Archive for May 30th, 2011

Are Colleges Delivering?

Monday, May 30th, 2011

 

One of the first questions I will often ask students is, “Why do you want to go to college?” The question can sometimes be taken as rhetorical. It is not. What really is the purpose of college? This thought provoking inquiry may seem strange from someone who enjoys being part of this milestone step many teens take following high school.

But since I have been taking notice of such things in 1984, I have noticed a lowering of academic standards in our secondary schools and since 1992, our colleges. I do not believe the fault lies with teachers and professors as much as it does with the Departments of Education and governmental bureaucracy. Even in the highly touted “brand name” colleges across the country, too many graduates have not fully developed the critical reading and thinking skills they need to make sound life decisions.

In the last State of the Union address, President Obama called for more Americans to go to college. In referencing one of John Kennedy’s goals in space, he likened this goal as “our generation’s Sputnik moment.” In the sixties, their certainly was a spike in the advancement of the sciences and humanities, but what now, fifty years later, has changed? Perhaps former President G.W. Bush unwittingly exemplified the answer best when he said, “You teach a child to read, and he or her will be able to pass a literacy test.”

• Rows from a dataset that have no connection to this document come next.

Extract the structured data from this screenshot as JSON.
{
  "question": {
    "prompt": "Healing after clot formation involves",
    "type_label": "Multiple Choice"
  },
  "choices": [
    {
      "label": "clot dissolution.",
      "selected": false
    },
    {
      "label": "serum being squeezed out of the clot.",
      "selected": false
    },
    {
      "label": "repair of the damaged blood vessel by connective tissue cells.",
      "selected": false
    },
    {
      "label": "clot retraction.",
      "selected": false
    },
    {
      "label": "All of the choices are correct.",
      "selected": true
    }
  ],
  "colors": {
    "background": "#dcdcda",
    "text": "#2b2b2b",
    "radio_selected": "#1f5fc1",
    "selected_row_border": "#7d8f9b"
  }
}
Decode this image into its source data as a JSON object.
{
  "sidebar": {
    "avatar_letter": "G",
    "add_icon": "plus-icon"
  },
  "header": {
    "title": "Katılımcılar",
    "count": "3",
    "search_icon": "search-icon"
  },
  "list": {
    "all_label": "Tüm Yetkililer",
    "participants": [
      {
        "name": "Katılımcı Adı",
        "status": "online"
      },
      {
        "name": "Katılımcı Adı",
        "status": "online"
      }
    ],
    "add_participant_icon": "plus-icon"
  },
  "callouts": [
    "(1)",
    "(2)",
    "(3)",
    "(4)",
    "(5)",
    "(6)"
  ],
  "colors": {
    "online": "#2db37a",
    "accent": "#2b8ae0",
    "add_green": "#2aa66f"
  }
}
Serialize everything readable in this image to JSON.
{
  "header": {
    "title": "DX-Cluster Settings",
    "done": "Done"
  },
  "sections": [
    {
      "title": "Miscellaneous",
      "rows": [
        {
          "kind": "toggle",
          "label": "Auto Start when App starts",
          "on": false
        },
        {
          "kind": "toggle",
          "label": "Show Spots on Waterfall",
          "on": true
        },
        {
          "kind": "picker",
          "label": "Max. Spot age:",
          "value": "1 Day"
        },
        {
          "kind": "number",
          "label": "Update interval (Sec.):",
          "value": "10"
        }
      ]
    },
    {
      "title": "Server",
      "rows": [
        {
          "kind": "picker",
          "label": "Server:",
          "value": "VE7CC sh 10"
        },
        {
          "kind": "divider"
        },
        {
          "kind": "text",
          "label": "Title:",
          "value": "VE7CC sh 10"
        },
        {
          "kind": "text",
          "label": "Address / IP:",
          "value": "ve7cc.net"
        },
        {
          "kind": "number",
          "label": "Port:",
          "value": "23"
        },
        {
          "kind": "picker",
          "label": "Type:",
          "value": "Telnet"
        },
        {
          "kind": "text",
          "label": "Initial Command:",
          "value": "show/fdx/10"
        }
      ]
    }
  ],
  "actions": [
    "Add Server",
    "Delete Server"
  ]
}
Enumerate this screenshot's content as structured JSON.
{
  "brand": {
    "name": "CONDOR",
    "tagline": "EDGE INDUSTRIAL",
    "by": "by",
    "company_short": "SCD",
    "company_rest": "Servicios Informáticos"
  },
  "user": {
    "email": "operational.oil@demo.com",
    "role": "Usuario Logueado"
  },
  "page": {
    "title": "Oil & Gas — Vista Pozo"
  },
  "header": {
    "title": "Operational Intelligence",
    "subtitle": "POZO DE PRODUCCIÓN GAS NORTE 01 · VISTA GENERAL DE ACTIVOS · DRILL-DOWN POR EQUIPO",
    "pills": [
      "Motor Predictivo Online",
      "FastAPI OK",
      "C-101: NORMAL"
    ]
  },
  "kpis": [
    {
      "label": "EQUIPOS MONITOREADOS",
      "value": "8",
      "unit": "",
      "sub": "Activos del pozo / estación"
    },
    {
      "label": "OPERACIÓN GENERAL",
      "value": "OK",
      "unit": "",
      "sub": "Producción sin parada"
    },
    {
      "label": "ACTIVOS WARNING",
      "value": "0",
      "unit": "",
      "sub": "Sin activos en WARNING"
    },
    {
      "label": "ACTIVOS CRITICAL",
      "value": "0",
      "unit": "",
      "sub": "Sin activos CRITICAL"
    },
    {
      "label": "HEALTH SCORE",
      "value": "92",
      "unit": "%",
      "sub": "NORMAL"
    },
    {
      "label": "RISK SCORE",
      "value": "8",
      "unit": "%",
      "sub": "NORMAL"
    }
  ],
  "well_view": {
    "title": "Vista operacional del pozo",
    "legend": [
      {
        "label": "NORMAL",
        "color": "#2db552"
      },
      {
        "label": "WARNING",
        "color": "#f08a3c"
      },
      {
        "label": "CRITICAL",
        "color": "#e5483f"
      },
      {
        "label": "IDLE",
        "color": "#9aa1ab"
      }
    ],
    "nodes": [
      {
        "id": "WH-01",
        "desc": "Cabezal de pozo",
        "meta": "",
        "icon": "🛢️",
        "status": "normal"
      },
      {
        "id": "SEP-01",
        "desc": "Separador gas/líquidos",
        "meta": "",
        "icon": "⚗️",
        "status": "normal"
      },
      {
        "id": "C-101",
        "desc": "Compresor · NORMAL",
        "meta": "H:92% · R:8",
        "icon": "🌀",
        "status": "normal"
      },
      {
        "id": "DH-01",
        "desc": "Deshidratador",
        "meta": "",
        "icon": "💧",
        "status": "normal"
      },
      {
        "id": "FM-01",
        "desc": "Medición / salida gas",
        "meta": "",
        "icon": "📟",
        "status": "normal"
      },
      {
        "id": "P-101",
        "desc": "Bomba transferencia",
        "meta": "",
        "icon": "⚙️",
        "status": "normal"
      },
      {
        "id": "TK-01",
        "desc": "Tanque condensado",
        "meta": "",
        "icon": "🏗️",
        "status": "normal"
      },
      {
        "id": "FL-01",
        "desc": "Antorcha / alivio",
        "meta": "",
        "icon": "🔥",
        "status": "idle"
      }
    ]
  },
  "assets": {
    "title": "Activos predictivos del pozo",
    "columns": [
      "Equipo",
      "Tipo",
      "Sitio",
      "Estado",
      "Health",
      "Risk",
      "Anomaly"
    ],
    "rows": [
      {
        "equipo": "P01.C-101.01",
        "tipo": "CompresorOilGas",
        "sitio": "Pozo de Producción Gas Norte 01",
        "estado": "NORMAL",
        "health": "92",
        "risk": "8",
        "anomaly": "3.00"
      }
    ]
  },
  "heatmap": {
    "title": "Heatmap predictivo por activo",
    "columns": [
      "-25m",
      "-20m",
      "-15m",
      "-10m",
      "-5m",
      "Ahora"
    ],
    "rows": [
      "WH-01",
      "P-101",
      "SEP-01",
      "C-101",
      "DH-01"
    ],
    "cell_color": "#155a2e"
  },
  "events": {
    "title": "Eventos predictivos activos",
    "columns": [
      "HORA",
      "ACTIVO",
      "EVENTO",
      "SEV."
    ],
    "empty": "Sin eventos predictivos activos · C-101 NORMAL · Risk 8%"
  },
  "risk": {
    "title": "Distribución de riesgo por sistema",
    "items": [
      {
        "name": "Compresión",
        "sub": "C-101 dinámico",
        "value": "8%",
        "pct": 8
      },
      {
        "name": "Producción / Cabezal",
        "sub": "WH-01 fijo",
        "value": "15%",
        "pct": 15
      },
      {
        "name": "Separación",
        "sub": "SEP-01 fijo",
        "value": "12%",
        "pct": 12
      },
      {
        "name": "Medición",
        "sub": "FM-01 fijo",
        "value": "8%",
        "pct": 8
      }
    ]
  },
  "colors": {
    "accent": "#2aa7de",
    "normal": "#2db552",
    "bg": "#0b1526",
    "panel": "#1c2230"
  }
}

According to authors and researchers, Richard Arum and Josipa Poksa, the primary problem today is the lack of academic rigor. In their recently published tome, Academically Adrift: Limited Learning on College Campuses they have confirmed what many observers believed regarding higher education… it is not delivering it. Recognition of the problem, however, is just the first step toward positive solutions. College English Professor, William Pannapacker, has written a very insightful analysis of why the vast majority of college undergraduates are not learning. He writes, “Why should we send more students to college—at an ever greater cost—when more than a third of them, according to Arum and Roksa, demonstrate “no improvement in critical thinking, complex reasoning, and writing skills” after four years of education? “What good does it do to increase the number of students in college if the ones who are already there are not learning much? Would it not make more sense to improve the quality of education before we increase the quantity of students? In the Chronicle of Higher Education, he beautifully outlines the reasons for such diminishing results and offers some solutions. Here they are.

“You can not solve a problem with the same thinking that created the problem.”

Albert Einstein